Nothing changed over the weekend. Greece found no money to pay the international Monetary Fund on June 5th, creditors found no way to agree on bailout talks. The result is logically: no deal, no money. precisely, No money to the IMF.
Interior Minister Nikos Voutsis said it clearly: Greece cannot make payments to the IMF next month unless it achieves a deal with creditors and the bailout tranche of €7.2 billion finally arrives in Athens.
“The four installments to the IMF in June are €1.6 billion. The money will not be given and it is not there to be given, Nikos Voutsis told a morning program at private Mega TV on Sunday.
Prime Minister Alexis Tsipras had made it also very clear urging creditors to compromise and described as “unacceptable” the creditors’ tactic to use “economic asphyxiation as pressure means.” He stressed that Greece is willing to make compromises in order to achieve a “mutually beneficial agreement” but creditors should do the same. “Greece cannot take more austerity,” Alexis Tsipras said on Saturday.
So far no signs of compromise willingness has come from the creditors’ side.
Greek media continue their reporting on “creditors’ exorbitant demands” scenarios on Value Added Tax hikes, raise of retirement age, changes in labor and social security … in short that the creditors’ demands is the continuation of the strict austerity as such. That’s nothing new.

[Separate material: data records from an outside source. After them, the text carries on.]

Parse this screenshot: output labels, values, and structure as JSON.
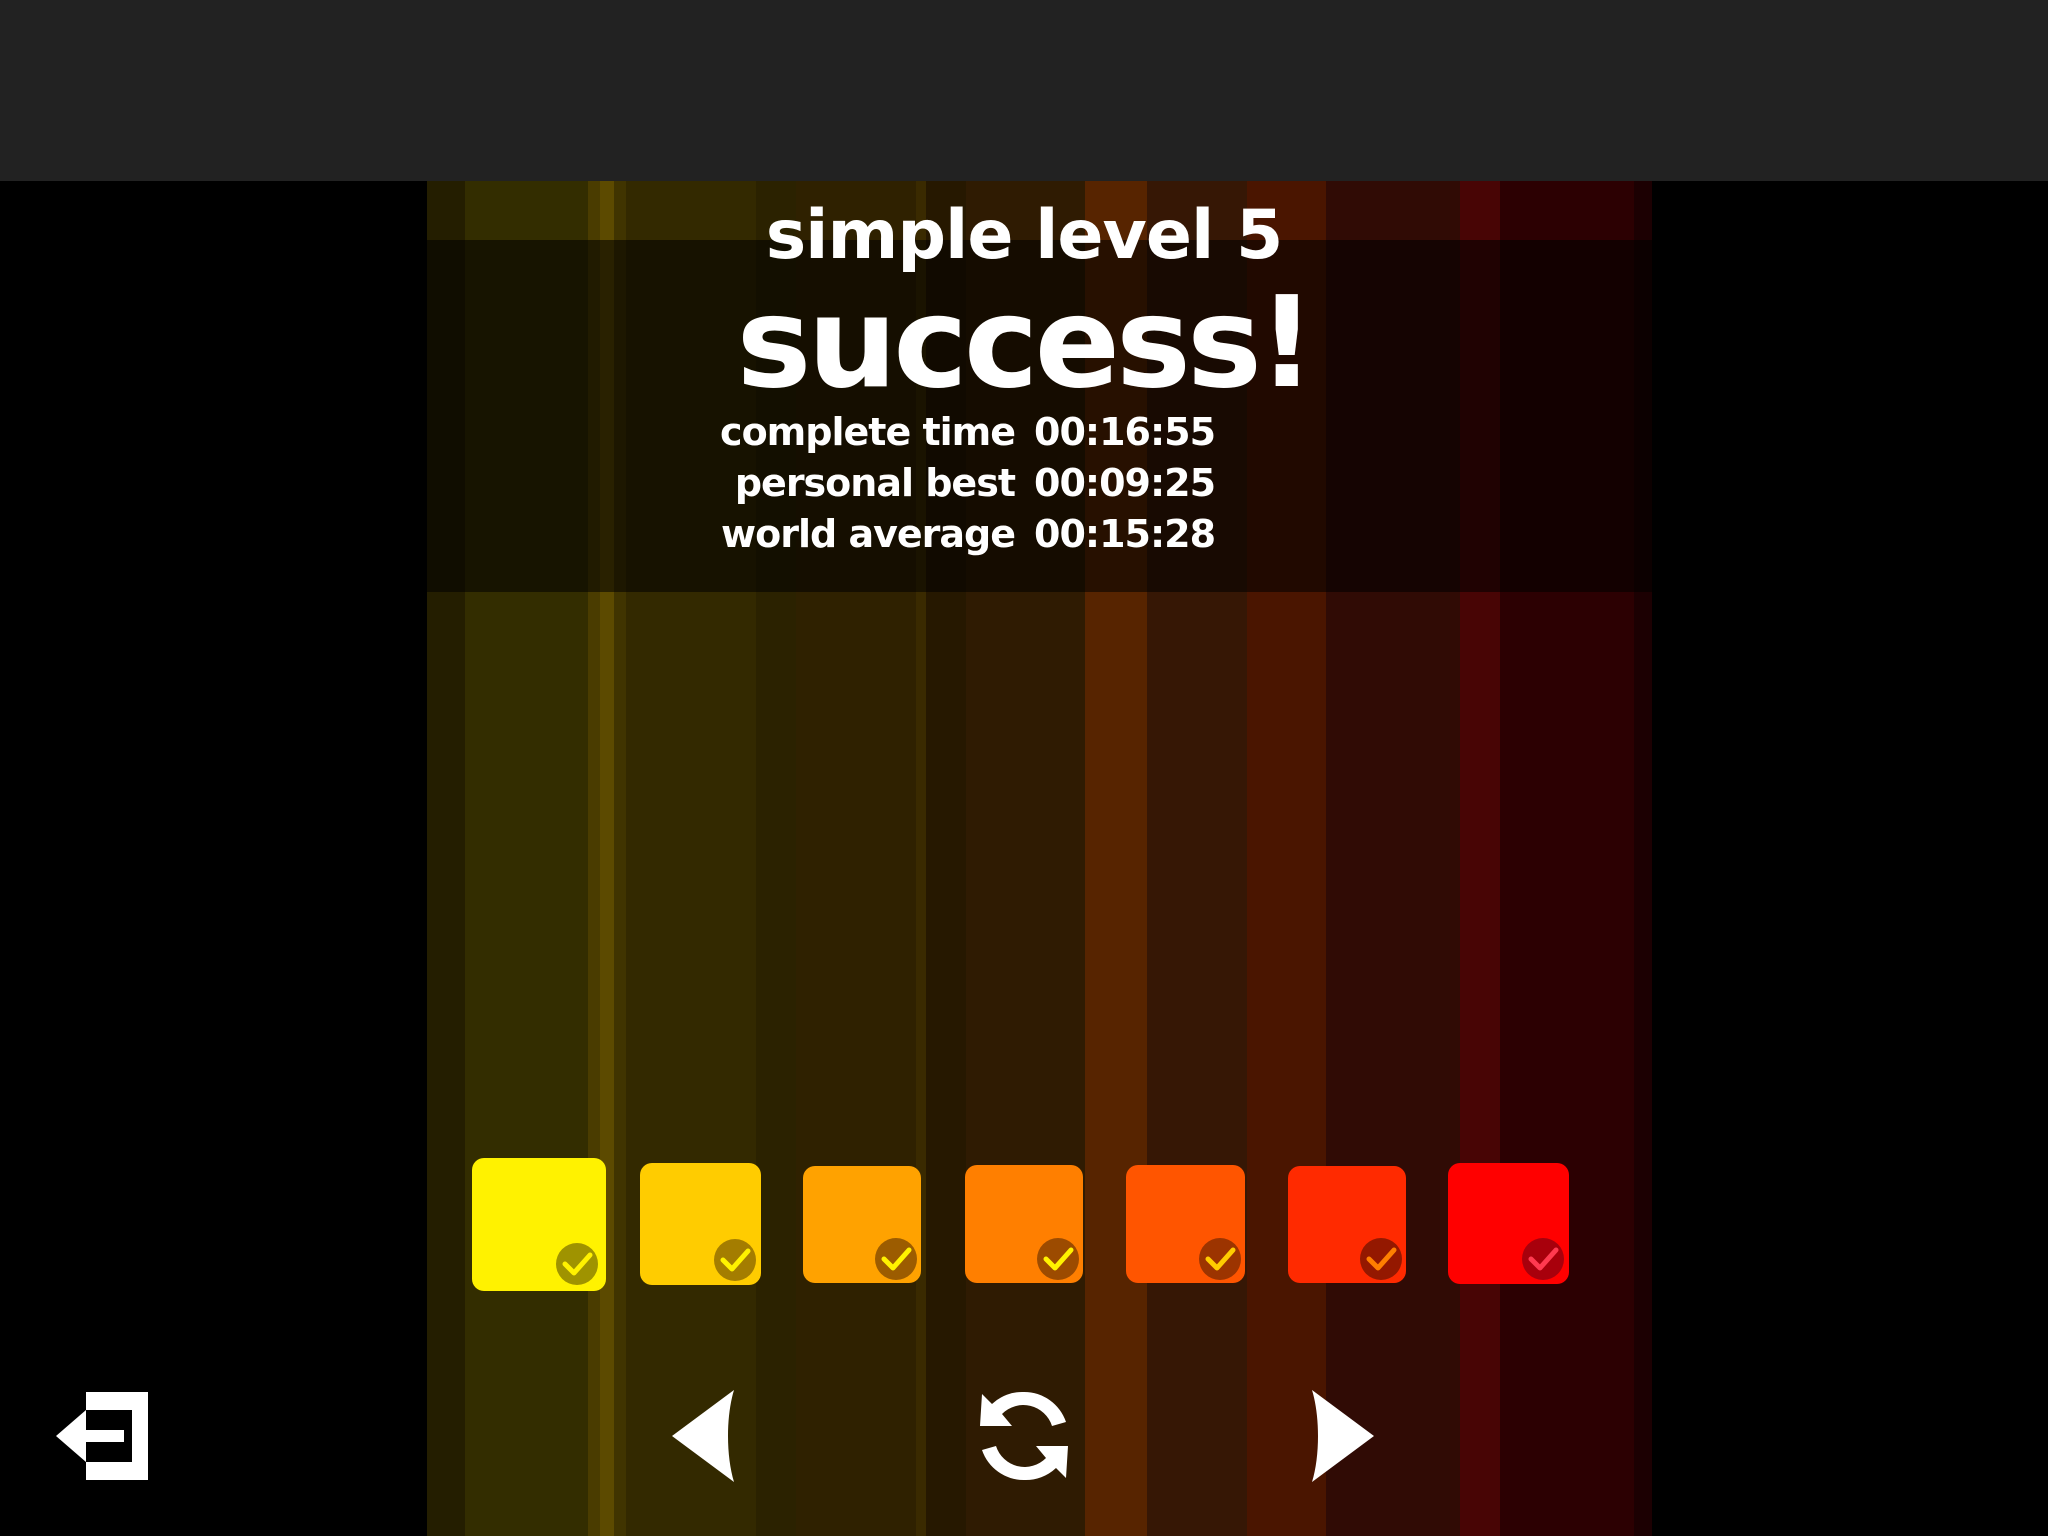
{
  "level_title": "simple level 5",
  "result": "success!",
  "stats": [
    {
      "label": "complete time",
      "value": "00:16:55"
    },
    {
      "label": "personal best",
      "value": "00:09:25"
    },
    {
      "label": "world average",
      "value": "00:15:28"
    }
  ],
  "level_tiles": [
    {
      "color": "#fff200",
      "completed": true
    },
    {
      "color": "#ffcc00",
      "completed": true
    },
    {
      "color": "#ffa200",
      "completed": true
    },
    {
      "color": "#ff7f00",
      "completed": true
    },
    {
      "color": "#ff5500",
      "completed": true
    },
    {
      "color": "#ff2a00",
      "completed": true
    },
    {
      "color": "#ff0000",
      "completed": true
    }
  ],
  "controls": {
    "exit": "exit-icon",
    "previous": "previous-arrow-icon",
    "restart": "restart-icon",
    "next": "next-arrow-icon"
  }
}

Some government official even said that creditors’ demand that “the main pension is calculated according to insured contributions would lead to monthly pensions of €300- €320 per month.” That’s nothing new, too.
We had reported it about it in the context of the first or second Memorandum of Understanding. And if I am not wrong I had proposed that the social security should be free and not mandatory for employees and self-employed. But this would mean a major reform of the Greek outdated insurance system… only that no creditors dared made such a proposal.
I don’t remember exactly which MoU was demanding the overhaul of the social security system and the so-called “reform” was targeting “cuts.” Nothing else.
Anyway, I don’t remember which MoU it was, I’m too lazy to search for the link and it doesn’t really matter, after all. As I said: What creditors demand is really nothing new. They stick to their bailout program that has proven to be based on totally false grounds bringing nothing but a vicious circle of debts, recession, one in four Greeks unemployed, impoverished households and zero growth.
So, now what? Impasse? Deadlock? Default?
Defense Minister and SYRIZA’s junior coalition government partner Panos Kammenos said Monday morning that a deal will be reached “within next hours.”
A deal 10 whole days before Greece’s Doomsday, June 5th? I don’t think so. Creditors will “constructively” exhaust every minute and every second until the very last day to keep up the pressure on Greece.